There are plenty of performers who rock critics describe by using the label "primitive," but few if any can hold a candle to the greatest American rock primitive Jad Fair.
With his wildly influential band Half Japanese or as a solo performer, Fair has constructed a prolific and extremely interesting career. He writes and records songs that display an uncomplicated emotional directness, unselfconscious (almost hokey) charm and warmth, and a genial simplicity that is beyond words. Fair's later recordings are certainly more accessible -- in some ways resembling those of another great American primitive, Jonathan Richman -- but his stock-in-trade is still the ability to compose and play music without conventional command of an instrument. Although he has "played" guitar since the mid-'70s, Fair, according to past and present members of Half Japanese, still can't name a chord, plays riffs almost by accident, never tunes his instrument, and wouldn't have it any other way. Soon after Half Japanese released their legendary triple-LP debut 1/2 Gentlemen/Not Beasts in 1980, Fair began his concurrent solo career with Everybody Knew...But Me. He's sporadically released fully solo efforts, including 1989's Greater Expectations and 2011's His Name Itself Is Music, but much of his discography outside of his main band consists of collaborations with the likes of Daniel Johnston, Yo La Tengo, R. Stevie Moore, and countless others. In addition to his work as a musician, Fair is also a visual artist who works in paint, digital graphics, and most notably paper cuttings; his art graces the cover of most of Half Japanese's albums and nearly all his solo efforts, and he's created artwork for recordings by the Residents, Dorothy Wiggin, and the National Jazz Trio of Scotland.
Fair's career as a solo artist began in 1980, when his prolific output of songs was more than Half Japanese could handle. Early efforts such as Zombies of Mora-Tau and Everybody Knew...But Me were tentative and, in terms of the noise-versus-music factor, more noise than music, akin to early Half Japanese records. But by the mid- to late '80s, Fair's solo records were becoming more accessible as he began collaborating with mutual admirers such as Terry Adams of NRBQ, J Mascis of Dinosaur Jr., Don Fleming of Gumball, Kramer of Bongwater, Thurston Moore of Sonic Youth, and Maureen Tucker of the Velvet Underground.

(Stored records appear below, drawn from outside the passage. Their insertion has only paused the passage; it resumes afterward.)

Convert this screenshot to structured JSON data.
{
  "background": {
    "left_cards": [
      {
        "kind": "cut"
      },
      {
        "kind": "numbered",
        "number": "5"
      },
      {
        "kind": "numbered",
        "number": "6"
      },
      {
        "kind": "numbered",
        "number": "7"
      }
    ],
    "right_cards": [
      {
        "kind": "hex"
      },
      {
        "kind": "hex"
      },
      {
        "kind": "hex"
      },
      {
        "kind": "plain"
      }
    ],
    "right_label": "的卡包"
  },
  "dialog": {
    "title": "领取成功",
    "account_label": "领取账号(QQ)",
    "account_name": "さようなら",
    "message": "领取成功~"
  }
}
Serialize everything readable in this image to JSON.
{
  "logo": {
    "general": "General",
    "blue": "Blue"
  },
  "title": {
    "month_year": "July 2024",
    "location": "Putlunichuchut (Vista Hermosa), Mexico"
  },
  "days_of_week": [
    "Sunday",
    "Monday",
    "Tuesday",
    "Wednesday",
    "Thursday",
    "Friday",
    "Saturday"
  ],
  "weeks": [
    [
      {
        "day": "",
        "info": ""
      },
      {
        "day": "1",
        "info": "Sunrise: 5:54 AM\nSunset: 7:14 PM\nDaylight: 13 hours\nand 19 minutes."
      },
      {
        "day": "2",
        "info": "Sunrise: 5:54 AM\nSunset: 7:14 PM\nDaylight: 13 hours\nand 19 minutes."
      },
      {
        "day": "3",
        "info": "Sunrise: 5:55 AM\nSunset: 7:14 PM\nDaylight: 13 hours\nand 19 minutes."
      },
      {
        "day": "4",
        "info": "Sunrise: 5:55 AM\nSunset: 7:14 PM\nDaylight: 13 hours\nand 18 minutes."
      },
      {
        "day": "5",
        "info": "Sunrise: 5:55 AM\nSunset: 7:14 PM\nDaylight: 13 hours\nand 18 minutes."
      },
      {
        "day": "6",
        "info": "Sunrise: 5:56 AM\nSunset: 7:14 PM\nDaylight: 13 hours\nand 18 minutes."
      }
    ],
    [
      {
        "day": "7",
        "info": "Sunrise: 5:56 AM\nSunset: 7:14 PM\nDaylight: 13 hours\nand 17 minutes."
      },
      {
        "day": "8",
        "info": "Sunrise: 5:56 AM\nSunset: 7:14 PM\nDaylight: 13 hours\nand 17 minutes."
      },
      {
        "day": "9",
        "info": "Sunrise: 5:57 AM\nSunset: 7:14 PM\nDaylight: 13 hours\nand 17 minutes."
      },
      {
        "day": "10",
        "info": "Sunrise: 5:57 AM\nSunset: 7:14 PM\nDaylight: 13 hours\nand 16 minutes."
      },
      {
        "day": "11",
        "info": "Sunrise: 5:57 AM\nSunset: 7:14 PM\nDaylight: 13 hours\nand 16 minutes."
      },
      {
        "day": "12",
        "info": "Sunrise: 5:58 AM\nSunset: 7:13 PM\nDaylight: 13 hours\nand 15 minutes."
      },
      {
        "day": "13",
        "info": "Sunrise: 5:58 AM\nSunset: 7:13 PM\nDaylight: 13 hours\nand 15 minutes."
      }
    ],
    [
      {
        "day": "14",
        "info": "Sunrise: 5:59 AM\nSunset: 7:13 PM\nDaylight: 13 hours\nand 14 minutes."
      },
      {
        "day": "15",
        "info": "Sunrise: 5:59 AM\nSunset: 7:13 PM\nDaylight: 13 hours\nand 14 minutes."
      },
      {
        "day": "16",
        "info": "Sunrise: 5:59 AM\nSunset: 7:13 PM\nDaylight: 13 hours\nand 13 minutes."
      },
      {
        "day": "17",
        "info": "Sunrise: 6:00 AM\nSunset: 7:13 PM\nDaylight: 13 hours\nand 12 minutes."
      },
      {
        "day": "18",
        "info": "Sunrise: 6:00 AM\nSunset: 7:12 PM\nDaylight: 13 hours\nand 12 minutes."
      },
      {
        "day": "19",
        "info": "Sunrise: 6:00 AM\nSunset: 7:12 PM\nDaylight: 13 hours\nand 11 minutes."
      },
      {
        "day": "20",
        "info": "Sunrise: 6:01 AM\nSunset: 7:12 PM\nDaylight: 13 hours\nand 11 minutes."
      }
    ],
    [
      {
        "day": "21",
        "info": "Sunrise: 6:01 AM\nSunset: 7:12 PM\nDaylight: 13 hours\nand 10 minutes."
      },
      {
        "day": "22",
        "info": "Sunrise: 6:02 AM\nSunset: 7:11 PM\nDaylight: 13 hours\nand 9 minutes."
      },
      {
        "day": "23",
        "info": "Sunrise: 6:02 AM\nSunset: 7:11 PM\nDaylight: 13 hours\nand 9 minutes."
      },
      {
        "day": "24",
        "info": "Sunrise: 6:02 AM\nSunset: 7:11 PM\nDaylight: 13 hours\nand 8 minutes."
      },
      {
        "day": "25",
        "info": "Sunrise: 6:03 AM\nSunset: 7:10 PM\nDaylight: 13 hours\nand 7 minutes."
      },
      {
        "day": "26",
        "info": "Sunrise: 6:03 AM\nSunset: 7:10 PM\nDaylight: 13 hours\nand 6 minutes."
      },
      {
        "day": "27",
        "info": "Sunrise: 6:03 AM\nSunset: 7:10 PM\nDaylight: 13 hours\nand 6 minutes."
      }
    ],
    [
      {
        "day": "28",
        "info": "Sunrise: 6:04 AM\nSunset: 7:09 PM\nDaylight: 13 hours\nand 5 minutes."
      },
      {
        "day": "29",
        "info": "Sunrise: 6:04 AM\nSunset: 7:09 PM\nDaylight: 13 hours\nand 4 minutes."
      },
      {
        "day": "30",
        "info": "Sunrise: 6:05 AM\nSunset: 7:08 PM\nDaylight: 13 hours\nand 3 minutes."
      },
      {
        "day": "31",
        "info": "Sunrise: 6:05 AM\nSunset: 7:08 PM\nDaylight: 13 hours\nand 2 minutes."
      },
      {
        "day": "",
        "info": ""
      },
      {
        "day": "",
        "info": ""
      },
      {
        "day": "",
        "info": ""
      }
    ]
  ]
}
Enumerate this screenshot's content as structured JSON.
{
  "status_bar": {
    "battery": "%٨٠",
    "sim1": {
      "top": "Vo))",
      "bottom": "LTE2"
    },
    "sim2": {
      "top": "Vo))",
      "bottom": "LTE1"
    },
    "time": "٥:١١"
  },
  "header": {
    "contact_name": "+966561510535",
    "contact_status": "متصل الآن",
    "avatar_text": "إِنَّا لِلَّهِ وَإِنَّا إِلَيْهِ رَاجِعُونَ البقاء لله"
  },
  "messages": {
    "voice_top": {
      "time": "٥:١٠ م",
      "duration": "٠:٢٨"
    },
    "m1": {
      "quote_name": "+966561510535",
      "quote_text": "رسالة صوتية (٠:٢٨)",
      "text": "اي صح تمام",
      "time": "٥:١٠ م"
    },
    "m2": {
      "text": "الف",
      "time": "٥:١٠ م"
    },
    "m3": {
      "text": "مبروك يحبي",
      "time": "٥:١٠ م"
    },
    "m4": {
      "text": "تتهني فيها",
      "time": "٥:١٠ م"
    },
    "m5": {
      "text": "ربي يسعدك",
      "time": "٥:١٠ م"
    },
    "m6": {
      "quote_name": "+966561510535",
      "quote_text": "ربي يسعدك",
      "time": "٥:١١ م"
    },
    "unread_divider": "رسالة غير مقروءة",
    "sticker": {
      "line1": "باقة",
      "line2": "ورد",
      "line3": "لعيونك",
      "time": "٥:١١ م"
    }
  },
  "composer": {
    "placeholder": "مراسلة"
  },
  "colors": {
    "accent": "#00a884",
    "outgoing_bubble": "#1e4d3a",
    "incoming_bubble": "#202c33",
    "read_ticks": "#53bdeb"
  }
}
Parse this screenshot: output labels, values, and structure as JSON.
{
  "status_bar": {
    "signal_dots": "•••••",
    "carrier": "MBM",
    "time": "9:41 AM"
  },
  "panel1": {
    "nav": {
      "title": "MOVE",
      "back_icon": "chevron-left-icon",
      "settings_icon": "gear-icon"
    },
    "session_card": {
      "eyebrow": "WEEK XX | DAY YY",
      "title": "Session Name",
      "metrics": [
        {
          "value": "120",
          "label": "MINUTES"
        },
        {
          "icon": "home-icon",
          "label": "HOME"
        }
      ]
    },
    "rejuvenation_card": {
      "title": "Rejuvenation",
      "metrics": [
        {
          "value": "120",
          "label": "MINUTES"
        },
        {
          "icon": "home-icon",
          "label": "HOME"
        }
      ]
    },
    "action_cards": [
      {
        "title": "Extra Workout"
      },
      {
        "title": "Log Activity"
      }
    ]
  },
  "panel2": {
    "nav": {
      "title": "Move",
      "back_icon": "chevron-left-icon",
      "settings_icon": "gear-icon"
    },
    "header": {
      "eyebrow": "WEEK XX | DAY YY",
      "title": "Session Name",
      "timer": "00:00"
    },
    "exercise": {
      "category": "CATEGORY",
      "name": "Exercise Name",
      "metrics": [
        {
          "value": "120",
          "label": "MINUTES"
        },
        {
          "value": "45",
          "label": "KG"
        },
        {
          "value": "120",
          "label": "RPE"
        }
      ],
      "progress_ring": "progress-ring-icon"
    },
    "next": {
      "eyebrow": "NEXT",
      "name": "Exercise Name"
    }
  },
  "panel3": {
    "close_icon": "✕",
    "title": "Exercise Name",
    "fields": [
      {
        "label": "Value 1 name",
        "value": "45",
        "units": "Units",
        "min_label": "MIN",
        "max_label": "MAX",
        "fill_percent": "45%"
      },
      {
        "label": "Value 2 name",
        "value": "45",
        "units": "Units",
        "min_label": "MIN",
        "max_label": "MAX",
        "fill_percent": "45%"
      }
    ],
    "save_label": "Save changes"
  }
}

Later on, Fair would cut full albums with Yo La Tengo (1998's Strange But True), Teenage Fanclub (2002's Words of Wisdom and Hope), the Pastels (1991's This Could Be the Night), and the Danielson Famile (2014's Solid Gold Heart). Fair also cut several albums with his brother (and Half Japanese co-founder) David Fair, including 1996's Best Friends, 1998's Monster Songs for Children, 2006's Six Dozen Cookies, and 2016's Shake, Cackle and Squall. Fair, Norman Blake of Teenage Fanclub, and the Japanese group Tenniscoats teamed up for two albums, 2014's How Many Glasgow and 2017's Raindrops. If the records got a little more polished, they certainly never lost a bit of Fair's childlike view of the world, nor his explosive, giddy belief in rock's liberating potential and endless possibilities. (Fair's more spontaneous and less-refined impulses continued to make themselves heard on his work with fellow primitive songwriter Daniel Johnston, who briefly worked with Fair in a band called the Lucky Sperms).
Given Fair's prolific output as a solo artist, in collaboration with other musicians, and with Half Japanese, keeping track of his discography is a challenge, though 2011's Beautiful Songs: The Best of Jad Fair, a three-CD set compiled by Fair himself, is a thorough introduction to his body of work, and a testament to his idiosyncratic passion for life, love, and music. (It's worth noting, however, that within a year of the collection's release, Fair had already released four more albums, and he'll write a song on the theme of your choice for a commission of $300.00.) After a decade-plus hiatus from the recording studio, Half Japanese kicked off another prolific run of albums with 2014's Overjoyed, yet Fair remained even more productive outside of the group, with collaborative efforts including The History of Crying (with Kramer, 2017) and For Everyone (with David Liebe Hart and Jason Willett, 2018). ~ John Dougan & Mark Deming, Rovi